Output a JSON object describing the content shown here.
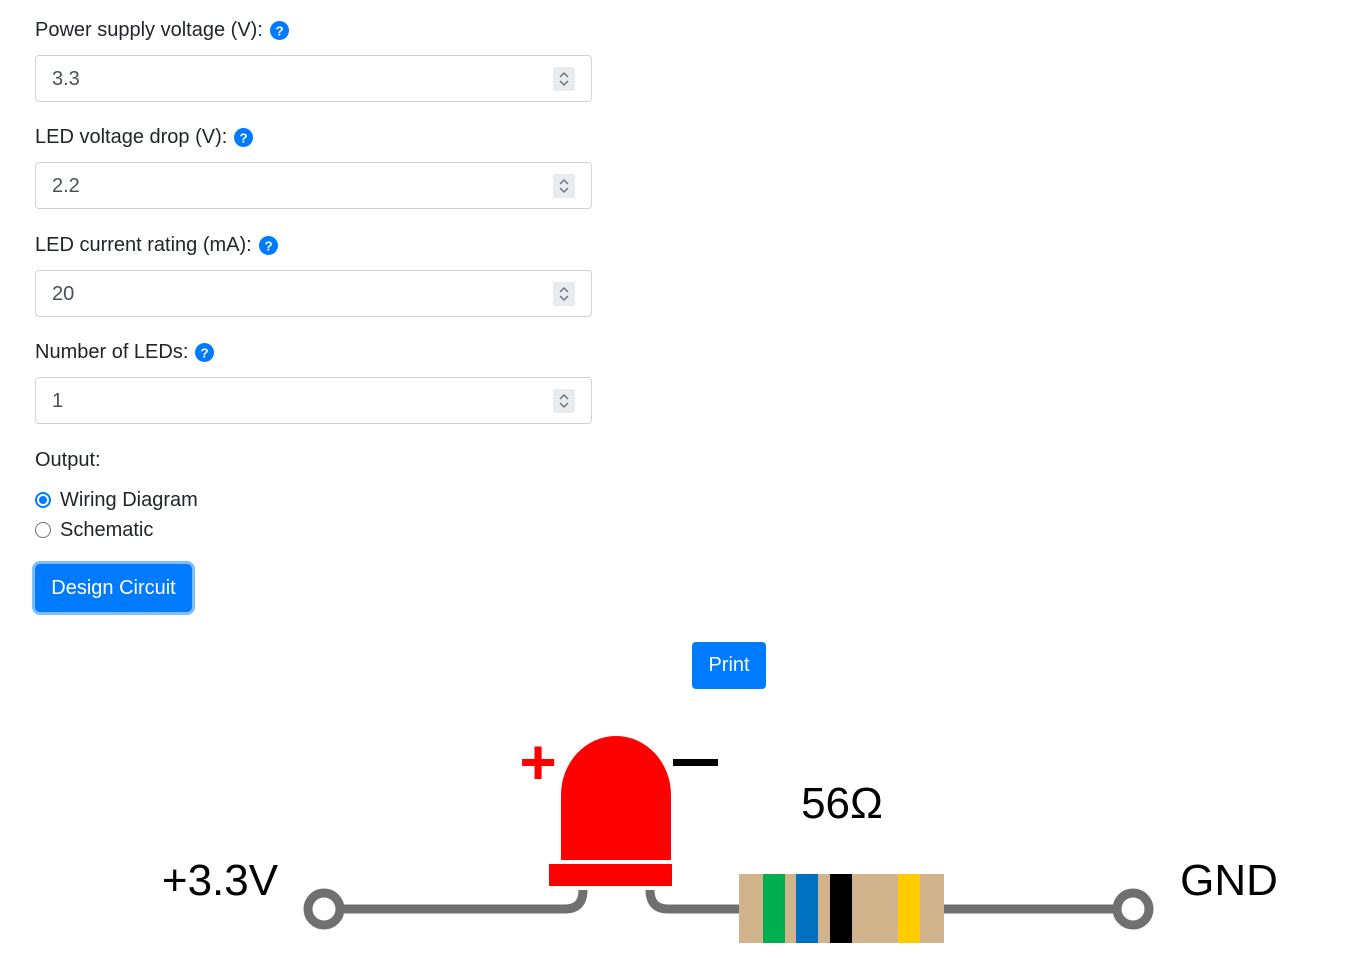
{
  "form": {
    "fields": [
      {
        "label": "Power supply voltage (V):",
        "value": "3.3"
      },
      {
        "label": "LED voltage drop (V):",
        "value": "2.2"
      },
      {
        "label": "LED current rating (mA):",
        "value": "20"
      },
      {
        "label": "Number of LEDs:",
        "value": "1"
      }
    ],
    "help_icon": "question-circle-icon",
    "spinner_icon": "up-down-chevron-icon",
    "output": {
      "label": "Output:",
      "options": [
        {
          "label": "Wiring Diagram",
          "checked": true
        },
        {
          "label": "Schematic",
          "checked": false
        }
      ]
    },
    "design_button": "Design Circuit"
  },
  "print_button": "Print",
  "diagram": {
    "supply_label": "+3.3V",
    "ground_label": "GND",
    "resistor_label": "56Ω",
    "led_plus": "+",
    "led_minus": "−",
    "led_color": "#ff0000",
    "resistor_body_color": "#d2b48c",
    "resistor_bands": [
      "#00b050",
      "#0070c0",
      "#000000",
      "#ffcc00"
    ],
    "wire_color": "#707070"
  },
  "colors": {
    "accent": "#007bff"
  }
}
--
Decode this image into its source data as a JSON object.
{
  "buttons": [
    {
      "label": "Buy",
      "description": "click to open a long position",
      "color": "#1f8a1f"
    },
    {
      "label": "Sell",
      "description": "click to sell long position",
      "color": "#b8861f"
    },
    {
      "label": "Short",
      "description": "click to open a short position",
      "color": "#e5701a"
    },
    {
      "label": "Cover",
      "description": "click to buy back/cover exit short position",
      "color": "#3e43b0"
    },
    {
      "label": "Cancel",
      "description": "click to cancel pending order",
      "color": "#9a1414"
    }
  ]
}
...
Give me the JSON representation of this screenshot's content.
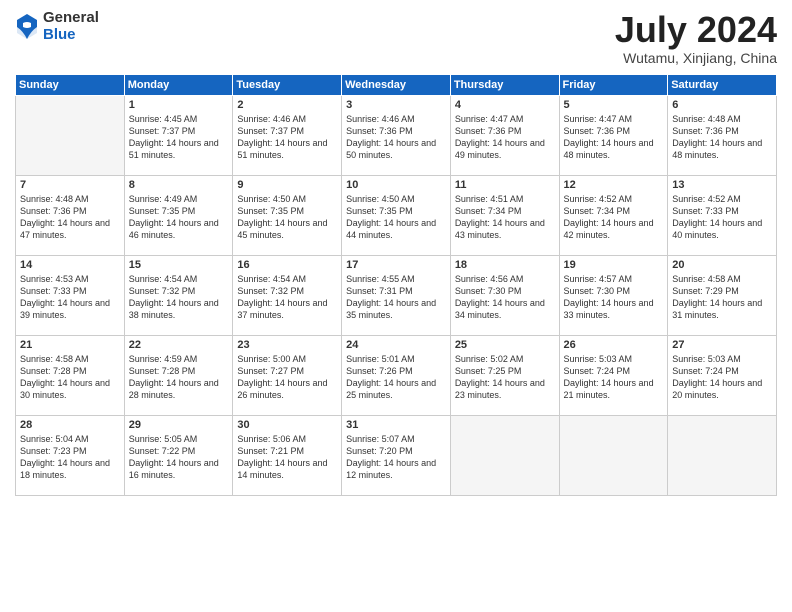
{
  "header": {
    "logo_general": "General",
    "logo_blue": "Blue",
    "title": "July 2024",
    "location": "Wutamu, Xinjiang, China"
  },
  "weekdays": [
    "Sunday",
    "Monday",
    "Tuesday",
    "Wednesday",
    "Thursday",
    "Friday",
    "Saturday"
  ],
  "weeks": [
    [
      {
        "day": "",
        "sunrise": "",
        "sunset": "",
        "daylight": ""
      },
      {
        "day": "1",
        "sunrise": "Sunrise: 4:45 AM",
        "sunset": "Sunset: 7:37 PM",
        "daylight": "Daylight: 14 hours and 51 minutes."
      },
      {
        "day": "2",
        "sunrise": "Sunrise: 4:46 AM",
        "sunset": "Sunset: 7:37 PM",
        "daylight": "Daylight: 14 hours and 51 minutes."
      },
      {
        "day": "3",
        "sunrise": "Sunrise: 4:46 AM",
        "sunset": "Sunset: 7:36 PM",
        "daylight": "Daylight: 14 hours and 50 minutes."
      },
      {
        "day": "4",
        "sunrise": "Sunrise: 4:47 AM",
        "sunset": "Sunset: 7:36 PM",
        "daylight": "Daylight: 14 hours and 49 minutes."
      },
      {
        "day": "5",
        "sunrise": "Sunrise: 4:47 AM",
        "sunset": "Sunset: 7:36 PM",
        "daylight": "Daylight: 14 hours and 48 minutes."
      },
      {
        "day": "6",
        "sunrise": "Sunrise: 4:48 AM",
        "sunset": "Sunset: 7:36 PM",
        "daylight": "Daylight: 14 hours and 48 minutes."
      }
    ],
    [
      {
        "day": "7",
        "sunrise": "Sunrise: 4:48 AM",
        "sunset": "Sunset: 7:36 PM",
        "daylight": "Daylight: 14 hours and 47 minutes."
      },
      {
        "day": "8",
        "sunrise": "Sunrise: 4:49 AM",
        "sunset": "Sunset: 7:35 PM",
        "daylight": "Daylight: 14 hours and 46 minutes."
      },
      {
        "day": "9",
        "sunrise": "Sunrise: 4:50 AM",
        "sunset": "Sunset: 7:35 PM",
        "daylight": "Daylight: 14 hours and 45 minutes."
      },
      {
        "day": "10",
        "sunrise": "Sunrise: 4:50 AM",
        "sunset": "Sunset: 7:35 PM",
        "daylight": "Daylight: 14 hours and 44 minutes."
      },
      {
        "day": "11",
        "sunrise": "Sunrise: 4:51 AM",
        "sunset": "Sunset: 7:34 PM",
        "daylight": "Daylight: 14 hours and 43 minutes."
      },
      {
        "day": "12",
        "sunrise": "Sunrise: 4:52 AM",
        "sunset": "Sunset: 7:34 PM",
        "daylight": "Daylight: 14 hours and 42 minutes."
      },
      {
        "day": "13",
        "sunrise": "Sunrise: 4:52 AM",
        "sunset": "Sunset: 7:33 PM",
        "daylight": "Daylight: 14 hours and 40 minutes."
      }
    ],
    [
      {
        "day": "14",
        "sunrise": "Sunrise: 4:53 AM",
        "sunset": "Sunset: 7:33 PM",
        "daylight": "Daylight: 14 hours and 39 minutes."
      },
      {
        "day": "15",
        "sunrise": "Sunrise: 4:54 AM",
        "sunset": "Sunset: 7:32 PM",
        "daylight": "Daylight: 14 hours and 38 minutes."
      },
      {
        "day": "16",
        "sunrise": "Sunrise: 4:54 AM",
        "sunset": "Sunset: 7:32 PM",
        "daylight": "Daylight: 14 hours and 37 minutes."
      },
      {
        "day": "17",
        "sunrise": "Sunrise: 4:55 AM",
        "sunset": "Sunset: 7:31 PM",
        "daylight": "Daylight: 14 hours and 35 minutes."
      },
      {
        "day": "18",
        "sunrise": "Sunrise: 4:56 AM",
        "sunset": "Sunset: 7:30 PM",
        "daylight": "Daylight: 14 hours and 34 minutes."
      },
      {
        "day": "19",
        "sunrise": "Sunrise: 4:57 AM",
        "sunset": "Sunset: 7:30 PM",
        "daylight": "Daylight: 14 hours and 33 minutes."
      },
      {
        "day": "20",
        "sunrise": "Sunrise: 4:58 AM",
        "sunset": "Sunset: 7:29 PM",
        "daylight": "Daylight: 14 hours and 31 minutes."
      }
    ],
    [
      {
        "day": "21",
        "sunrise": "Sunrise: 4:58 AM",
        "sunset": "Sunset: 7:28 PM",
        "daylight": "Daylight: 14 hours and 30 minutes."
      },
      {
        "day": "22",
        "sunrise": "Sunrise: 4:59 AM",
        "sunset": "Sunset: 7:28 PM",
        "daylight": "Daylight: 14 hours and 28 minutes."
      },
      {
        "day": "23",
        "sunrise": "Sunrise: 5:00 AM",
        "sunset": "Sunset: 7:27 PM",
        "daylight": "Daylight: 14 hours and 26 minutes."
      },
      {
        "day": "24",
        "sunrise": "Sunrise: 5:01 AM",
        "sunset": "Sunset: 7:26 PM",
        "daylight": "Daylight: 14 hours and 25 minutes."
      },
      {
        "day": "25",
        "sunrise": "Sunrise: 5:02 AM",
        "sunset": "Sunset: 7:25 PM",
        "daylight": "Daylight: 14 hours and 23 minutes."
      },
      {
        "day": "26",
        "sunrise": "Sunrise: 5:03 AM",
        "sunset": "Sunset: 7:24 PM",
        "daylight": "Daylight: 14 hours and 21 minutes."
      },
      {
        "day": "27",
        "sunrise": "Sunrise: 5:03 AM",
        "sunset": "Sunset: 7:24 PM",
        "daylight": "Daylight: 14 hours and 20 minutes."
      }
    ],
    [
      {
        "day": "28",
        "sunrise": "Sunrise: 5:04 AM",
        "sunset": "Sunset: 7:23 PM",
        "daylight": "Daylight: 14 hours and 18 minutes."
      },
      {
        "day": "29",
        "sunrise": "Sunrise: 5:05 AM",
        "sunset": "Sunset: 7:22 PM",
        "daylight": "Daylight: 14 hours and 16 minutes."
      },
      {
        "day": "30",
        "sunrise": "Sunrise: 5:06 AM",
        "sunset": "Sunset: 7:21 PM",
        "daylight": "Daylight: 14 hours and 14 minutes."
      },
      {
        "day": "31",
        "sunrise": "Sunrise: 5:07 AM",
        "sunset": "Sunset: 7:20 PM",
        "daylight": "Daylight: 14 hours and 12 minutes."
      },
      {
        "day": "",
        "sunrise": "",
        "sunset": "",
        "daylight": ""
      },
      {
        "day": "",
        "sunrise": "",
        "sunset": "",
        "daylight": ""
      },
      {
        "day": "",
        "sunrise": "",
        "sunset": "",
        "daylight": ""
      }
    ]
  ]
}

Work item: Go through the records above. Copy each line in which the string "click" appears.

Response area:
      "description": "click to open a long position",
      "description": "click to sell long position",
      "description": "click to open a short position",
      "description": "click to buy back/cover exit short position",
      "description": "click to cancel pending order",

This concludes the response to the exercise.